+++ RECORDS FOR THIS EXERCISE +++
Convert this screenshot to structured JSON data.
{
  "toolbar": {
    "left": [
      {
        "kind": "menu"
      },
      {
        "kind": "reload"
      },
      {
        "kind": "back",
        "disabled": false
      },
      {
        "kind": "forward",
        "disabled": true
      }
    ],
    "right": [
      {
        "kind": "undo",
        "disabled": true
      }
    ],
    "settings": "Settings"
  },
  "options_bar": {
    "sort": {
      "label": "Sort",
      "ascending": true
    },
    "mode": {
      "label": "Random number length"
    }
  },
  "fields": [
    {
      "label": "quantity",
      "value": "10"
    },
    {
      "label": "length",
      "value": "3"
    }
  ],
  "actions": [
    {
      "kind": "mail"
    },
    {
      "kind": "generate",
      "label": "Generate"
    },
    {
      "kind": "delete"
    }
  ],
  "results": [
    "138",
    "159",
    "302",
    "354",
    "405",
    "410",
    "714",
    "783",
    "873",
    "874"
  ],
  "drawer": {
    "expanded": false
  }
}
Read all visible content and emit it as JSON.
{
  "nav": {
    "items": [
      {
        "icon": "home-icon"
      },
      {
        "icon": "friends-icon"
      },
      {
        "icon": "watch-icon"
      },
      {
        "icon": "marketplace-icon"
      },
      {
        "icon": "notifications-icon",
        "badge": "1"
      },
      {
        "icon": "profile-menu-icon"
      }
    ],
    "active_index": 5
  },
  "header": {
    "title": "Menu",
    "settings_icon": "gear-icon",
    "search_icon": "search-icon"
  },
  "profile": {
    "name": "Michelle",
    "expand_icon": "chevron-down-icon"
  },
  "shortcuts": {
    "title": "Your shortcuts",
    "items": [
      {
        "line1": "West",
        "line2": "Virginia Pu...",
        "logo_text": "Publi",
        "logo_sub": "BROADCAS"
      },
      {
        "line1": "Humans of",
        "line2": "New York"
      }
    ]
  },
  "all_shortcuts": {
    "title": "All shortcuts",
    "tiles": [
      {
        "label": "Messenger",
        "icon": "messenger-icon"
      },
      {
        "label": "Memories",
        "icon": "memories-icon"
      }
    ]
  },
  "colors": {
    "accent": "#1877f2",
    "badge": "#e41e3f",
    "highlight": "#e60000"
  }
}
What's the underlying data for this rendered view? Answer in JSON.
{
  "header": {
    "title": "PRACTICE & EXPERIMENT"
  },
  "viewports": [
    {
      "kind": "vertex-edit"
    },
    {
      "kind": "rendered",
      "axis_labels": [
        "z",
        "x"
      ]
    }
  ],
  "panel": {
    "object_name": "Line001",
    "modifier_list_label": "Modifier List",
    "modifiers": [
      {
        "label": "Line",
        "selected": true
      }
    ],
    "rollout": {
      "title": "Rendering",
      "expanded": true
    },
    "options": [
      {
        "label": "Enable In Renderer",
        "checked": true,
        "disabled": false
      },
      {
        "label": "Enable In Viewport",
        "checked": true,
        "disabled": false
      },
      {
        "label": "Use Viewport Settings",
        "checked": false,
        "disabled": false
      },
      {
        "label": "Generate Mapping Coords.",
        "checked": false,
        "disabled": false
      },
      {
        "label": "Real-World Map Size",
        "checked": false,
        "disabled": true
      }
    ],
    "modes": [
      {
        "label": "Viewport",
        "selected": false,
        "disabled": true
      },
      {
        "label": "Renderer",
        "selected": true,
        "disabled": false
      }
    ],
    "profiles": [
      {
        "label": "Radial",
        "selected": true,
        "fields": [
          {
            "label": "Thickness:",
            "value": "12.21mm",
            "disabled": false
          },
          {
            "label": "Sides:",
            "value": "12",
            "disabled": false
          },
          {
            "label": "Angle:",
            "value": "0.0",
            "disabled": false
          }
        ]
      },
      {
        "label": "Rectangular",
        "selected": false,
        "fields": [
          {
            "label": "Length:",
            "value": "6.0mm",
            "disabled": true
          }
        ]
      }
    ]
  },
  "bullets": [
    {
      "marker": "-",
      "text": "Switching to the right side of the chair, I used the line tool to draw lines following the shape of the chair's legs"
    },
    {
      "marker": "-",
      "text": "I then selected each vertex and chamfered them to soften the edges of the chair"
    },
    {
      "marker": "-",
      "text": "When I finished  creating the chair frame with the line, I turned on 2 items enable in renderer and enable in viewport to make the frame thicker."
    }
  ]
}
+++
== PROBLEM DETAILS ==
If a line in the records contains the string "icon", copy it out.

== ANSWER TO THE PROBLEM ==
        "icon": "home-icon"
        "icon": "friends-icon"
        "icon": "watch-icon"
        "icon": "marketplace-icon"
        "icon": "notifications-icon",
        "icon": "profile-menu-icon"
    "settings_icon": "gear-icon",
    "search_icon": "search-icon"
    "expand_icon": "chevron-down-icon"
        "icon": "messenger-icon"
        "icon": "memories-icon"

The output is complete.